- Telephone quit lines provide science-based guidance for people attempting to quit smoking.
Many of the 11 million smokers in the U.S. have downloaded smartphone apps created to help them quit smoking. But since most of these apps don’t include practices proven to help smokers quit, they may not be getting the help they need, reports a new study in the American Journal of Preventive Medicine.
“Currently available, popular (most downloaded) smoking cessation apps have low levels of adherence to key evidence-based practices and few apps provide counseling on how to quit, recommend approved quit smoking medications or refer a user to a quit line,” said the study’s lead author Lorien C. Abroms, ScD., assistant professor at the George Washington School of Public Health and Health Services.
“Still, there appears to be a high global demand for smoking cessation apps since over 700,000 apps are downloaded each month for the Android operating system alone,” he said.
Abroms and his colleagues analyzed popular smoking cessation apps in February 2012. Researchers studied the most popular apps—47 for the iPhone and 51 for the Android operating system—and found that apps for both systems had a low adherence to the U.S. Public Health Service’s Clinical Practice Guidelines for Treating Tobacco Use and Dependence.
Michael C. Fiore, M.D., MPH, professor of medicine and director of the Center for Tobacco Research and Intervention at the University of Wisconsin School of Medicine and Public Health pointed out that “even though the study found that popular smoking cessation apps have a low level of adherence to evidence-based guidelines, it is a hopeful sign that people want to quit and scientists and technicians are coming up with applications to help them.
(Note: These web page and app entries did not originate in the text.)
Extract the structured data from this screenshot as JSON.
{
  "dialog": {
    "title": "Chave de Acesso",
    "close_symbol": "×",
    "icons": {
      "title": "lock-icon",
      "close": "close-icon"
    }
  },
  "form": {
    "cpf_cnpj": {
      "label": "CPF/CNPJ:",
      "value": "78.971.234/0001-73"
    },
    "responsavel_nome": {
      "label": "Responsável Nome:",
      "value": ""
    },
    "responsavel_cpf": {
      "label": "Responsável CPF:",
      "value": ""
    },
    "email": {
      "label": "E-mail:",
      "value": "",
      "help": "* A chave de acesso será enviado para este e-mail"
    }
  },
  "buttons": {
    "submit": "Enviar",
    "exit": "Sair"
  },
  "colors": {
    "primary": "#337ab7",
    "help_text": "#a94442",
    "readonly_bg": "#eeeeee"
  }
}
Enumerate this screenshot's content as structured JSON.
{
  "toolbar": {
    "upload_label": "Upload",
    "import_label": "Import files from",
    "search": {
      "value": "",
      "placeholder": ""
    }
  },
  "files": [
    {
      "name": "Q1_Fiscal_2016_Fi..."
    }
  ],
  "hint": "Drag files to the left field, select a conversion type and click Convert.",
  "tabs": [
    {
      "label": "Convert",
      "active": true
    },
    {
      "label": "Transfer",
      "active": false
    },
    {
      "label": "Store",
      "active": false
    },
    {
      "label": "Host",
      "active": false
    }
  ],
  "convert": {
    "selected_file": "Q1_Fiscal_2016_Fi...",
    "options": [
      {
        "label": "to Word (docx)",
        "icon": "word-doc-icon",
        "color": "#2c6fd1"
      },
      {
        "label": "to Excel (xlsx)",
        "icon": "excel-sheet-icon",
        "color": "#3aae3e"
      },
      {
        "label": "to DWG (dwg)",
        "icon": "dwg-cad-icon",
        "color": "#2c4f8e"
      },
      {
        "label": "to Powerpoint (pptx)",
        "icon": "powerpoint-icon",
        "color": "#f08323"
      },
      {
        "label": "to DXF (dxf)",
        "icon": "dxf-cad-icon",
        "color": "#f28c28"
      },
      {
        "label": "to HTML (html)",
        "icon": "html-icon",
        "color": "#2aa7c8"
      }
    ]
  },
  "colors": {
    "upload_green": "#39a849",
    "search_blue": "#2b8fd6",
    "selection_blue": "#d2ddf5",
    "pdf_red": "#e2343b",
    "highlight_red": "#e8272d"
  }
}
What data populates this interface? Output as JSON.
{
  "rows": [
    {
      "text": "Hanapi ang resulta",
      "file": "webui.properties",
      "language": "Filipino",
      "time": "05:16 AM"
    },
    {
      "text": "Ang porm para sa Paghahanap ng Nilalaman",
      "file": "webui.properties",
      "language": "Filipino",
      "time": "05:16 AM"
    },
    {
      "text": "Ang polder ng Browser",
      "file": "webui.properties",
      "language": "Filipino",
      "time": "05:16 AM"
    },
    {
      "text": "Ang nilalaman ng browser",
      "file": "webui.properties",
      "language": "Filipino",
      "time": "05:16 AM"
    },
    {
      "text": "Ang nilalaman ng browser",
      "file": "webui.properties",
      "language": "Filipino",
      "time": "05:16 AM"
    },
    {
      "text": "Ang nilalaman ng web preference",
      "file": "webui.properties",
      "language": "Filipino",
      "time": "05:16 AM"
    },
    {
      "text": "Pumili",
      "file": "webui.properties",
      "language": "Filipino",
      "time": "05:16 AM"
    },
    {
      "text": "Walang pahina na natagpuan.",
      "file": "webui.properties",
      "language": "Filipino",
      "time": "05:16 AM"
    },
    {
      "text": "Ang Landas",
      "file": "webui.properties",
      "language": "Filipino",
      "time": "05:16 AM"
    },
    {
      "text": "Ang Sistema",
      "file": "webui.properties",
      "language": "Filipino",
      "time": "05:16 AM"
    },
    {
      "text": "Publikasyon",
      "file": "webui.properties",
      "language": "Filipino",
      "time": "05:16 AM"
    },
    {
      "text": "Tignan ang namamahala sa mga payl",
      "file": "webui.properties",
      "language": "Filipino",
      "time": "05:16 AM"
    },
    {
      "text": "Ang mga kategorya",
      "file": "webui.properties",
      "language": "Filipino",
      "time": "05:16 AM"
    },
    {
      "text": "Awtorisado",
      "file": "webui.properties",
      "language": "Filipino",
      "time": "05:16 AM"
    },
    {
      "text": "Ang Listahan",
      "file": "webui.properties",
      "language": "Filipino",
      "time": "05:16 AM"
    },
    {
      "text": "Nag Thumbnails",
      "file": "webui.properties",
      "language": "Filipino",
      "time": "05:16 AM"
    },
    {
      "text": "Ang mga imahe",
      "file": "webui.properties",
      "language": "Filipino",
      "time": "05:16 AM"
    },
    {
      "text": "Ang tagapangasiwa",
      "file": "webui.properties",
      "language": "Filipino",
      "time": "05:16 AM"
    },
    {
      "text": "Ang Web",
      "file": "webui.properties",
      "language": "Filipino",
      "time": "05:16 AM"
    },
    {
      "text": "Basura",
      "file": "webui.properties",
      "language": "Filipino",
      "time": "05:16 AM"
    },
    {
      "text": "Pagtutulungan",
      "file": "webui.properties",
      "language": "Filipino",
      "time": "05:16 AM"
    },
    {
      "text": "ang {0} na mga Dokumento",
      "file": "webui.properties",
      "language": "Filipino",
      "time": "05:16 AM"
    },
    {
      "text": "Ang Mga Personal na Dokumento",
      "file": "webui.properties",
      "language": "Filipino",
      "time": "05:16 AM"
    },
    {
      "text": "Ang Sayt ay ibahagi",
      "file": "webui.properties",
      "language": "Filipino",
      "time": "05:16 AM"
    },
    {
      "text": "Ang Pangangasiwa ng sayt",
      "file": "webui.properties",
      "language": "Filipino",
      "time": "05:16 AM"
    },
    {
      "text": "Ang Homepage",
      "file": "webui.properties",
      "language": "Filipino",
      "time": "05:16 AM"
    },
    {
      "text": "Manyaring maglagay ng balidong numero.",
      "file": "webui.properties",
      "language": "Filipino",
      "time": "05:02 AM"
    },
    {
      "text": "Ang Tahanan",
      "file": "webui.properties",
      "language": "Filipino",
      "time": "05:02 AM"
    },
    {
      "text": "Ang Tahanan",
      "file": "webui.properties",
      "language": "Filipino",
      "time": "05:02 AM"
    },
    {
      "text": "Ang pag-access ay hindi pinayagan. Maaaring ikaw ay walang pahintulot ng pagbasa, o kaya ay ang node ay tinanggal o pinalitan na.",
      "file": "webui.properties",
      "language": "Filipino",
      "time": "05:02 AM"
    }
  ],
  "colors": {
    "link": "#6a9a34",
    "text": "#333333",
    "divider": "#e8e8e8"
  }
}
But the bad news is smartphone apps may not give people the guidance they need.”
Researchers acknowledge that while they know what helps people quit smoking generally, little is known about what aspects of smoking cessation programs should be included in mobile apps. Still, Abroms noted that “they [smartphone apps] do not promote aspects of treatments that have proven to work in quitting smoking and so we as public health professionals have reason to be concerned.”
“What we’re missing with smartphone apps is universally recognized, science-based recommendations,” said Fiore. “We’re obliged to give smokers the best possible, quality help. Science-based help is what smokers get when they call quit lines—there are over 1,000 quit lines available to U.S. smokers and that’s where they can get one-stop help.”
For More Information:
Reach the Health Behavior News Service, part of the Center for Advancing Health, at (202) 387-2829 or email@example.com.
American Journal of Preventive Medicine: Contact the editorial office at (858) 534-9340 or eAJPM@ucsd.edu.
Lorien C Abroms, (2013). A Content Analysis of Popular Smartphone Apps for Smoking Cessation, American Journal of Preventive Medicine.